### Information provided
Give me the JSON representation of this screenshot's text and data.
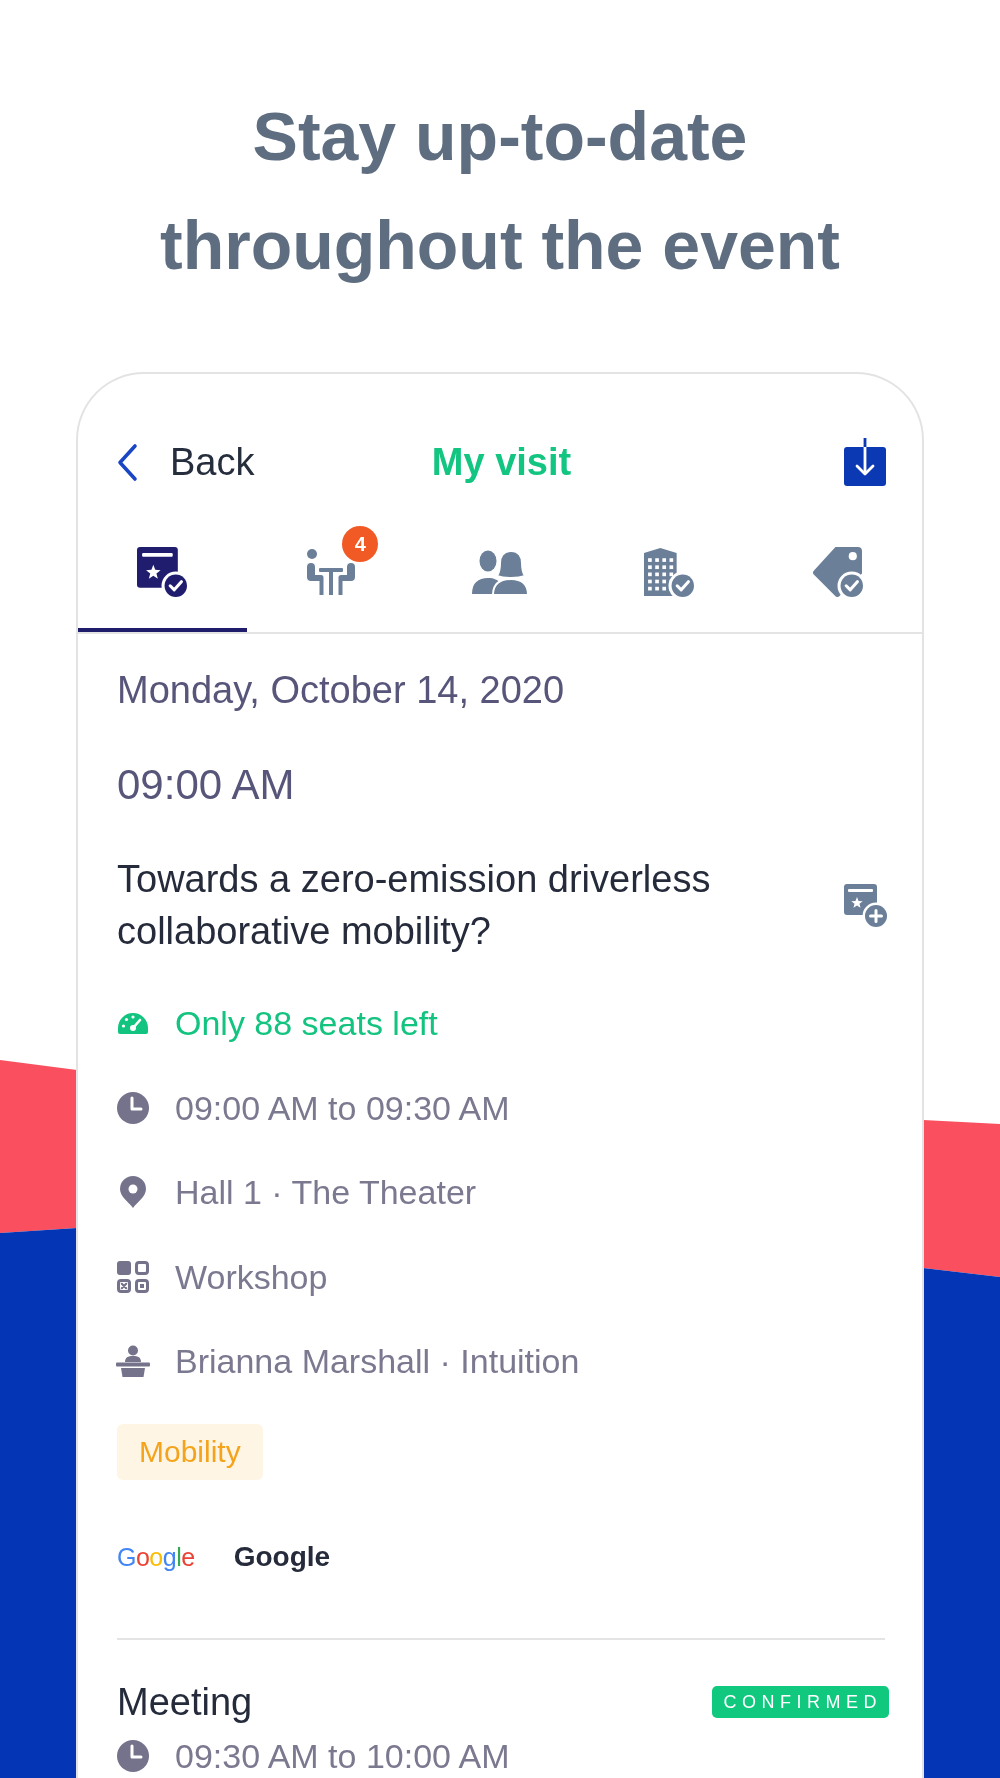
{
  "headline": "Stay up-to-date throughout the event",
  "header": {
    "back_label": "Back",
    "title": "My visit"
  },
  "tabs": [
    {
      "kind": "agenda",
      "selected": true
    },
    {
      "kind": "meetings",
      "selected": false,
      "badge": "4"
    },
    {
      "kind": "contacts",
      "selected": false
    },
    {
      "kind": "exhibitors",
      "selected": false
    },
    {
      "kind": "offers",
      "selected": false
    }
  ],
  "date": "Monday, October 14, 2020",
  "time": "09:00 AM",
  "entries": [
    {
      "kind": "session",
      "title": "Towards a zero-emission driverless collaborative mobility?",
      "details": [
        {
          "kind": "seats",
          "text": "Only 88 seats left"
        },
        {
          "kind": "time",
          "text": "09:00 AM to 09:30 AM"
        },
        {
          "kind": "location",
          "text": "Hall 1 · The Theater"
        },
        {
          "kind": "format",
          "text": "Workshop"
        },
        {
          "kind": "speaker",
          "text": "Brianna Marshall · Intuition"
        }
      ],
      "tags": [
        "Mobility"
      ],
      "sponsor": {
        "logo": "Google",
        "name": "Google"
      }
    },
    {
      "kind": "meeting",
      "title": "Meeting",
      "status": "CONFIRMED",
      "details": [
        {
          "kind": "time",
          "text": "09:30 AM to 10:00 AM"
        }
      ]
    }
  ]
}
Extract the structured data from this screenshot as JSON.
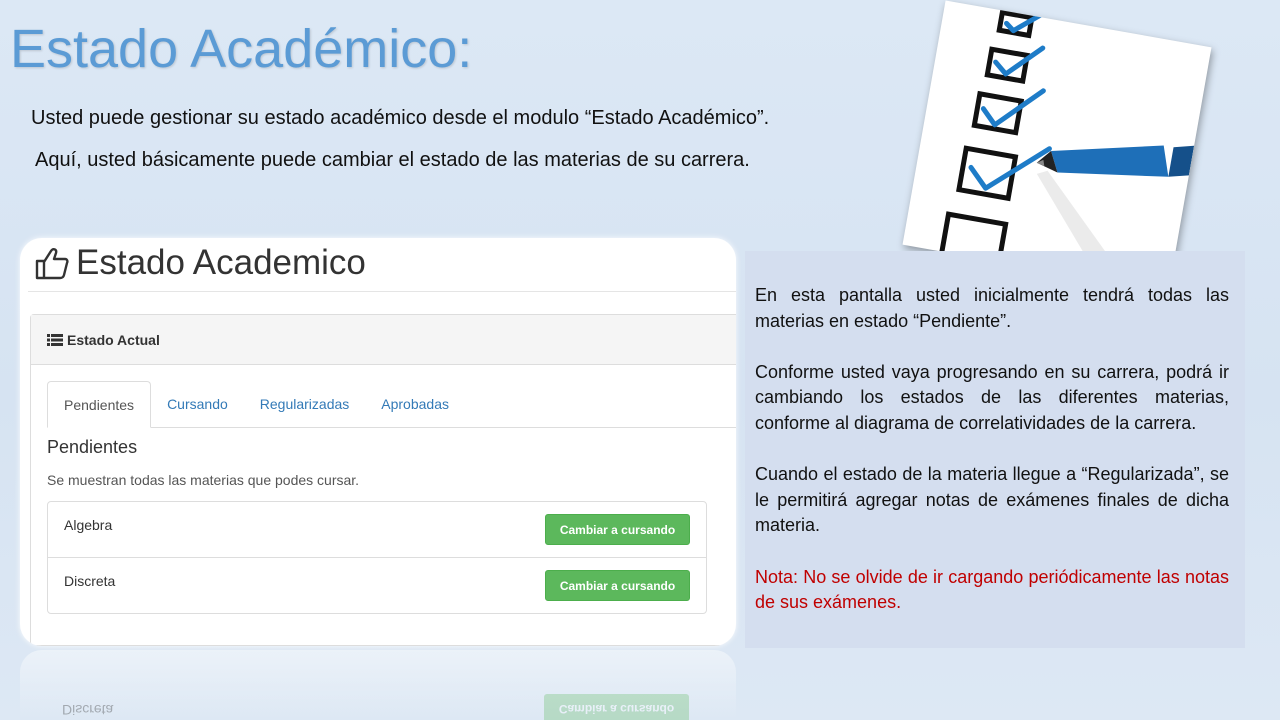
{
  "slide": {
    "title": "Estado Académico:",
    "intro_line_1": "Usted puede gestionar su estado académico desde el modulo “Estado Académico”.",
    "intro_line_2": "Aquí, usted básicamente puede cambiar el estado de las materias de su carrera."
  },
  "screenshot": {
    "page_title": "Estado Academico",
    "panel_heading": "Estado Actual",
    "tabs": [
      {
        "label": "Pendientes",
        "active": true
      },
      {
        "label": "Cursando",
        "active": false
      },
      {
        "label": "Regularizadas",
        "active": false
      },
      {
        "label": "Aprobadas",
        "active": false
      }
    ],
    "section_title": "Pendientes",
    "section_description": "Se muestran todas las materias que podes cursar.",
    "subjects": [
      {
        "name": "Algebra",
        "action_label": "Cambiar a cursando"
      },
      {
        "name": "Discreta",
        "action_label": "Cambiar a cursando"
      }
    ],
    "button_color": "#5cb85c",
    "link_color": "#337ab7"
  },
  "info_box": {
    "paragraph_1": "En esta pantalla usted inicialmente tendrá todas las materias en estado “Pendiente”.",
    "paragraph_2": "Conforme usted vaya progresando en su carrera, podrá ir cambiando los estados de las diferentes materias, conforme al diagrama de correlatividades de la carrera.",
    "paragraph_3": "Cuando el estado de la materia llegue a “Regularizada”, se le permitirá agregar notas de exámenes finales de dicha materia.",
    "note": "Nota: No se olvide de ir cargando periódicamente las notas de sus exámenes.",
    "note_color": "#c00000",
    "background_color": "#d4deef"
  },
  "illustration": {
    "icon": "checklist-with-pen-icon",
    "check_color": "#1e7cc8"
  },
  "title_color": "#5b9bd5"
}
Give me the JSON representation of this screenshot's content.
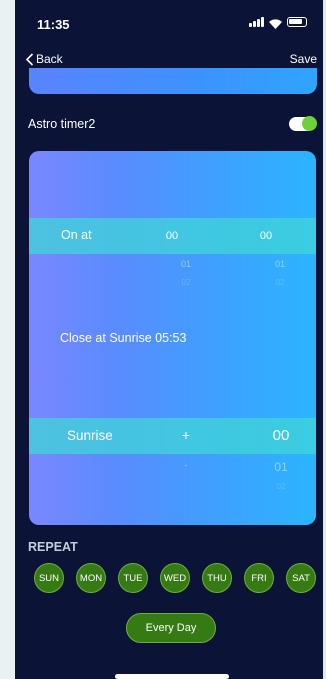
{
  "status_bar": {
    "time": "11:35"
  },
  "nav": {
    "back_label": "Back",
    "save_label": "Save"
  },
  "timer": {
    "name": "Astro timer2",
    "enabled": true
  },
  "card": {
    "on_at": {
      "label": "On at",
      "hours": {
        "selected": "00",
        "next": "01",
        "next2": "02"
      },
      "minutes": {
        "selected": "00",
        "next": "01",
        "next2": "02"
      }
    },
    "close_text": "Close at Sunrise  05:53",
    "sunrise": {
      "label": "Sunrise",
      "sign": {
        "selected": "+",
        "next": "-"
      },
      "minutes": {
        "selected": "00",
        "next": "01",
        "next2": "02"
      }
    }
  },
  "repeat": {
    "label": "REPEAT",
    "days": [
      "SUN",
      "MON",
      "TUE",
      "WED",
      "THU",
      "FRI",
      "SAT"
    ],
    "every_day_label": "Every Day"
  },
  "colors": {
    "background": "#0b1436",
    "day_button": "#367a14",
    "toggle_on": "#6fd03a",
    "band": "#40d6d7"
  }
}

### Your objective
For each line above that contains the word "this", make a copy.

### Solution to the problem
Give me the JSON representation of this screenshot's text and data.
Extract the structured data from this screenshot as JSON.
Give me the JSON representation of this screenshot's content.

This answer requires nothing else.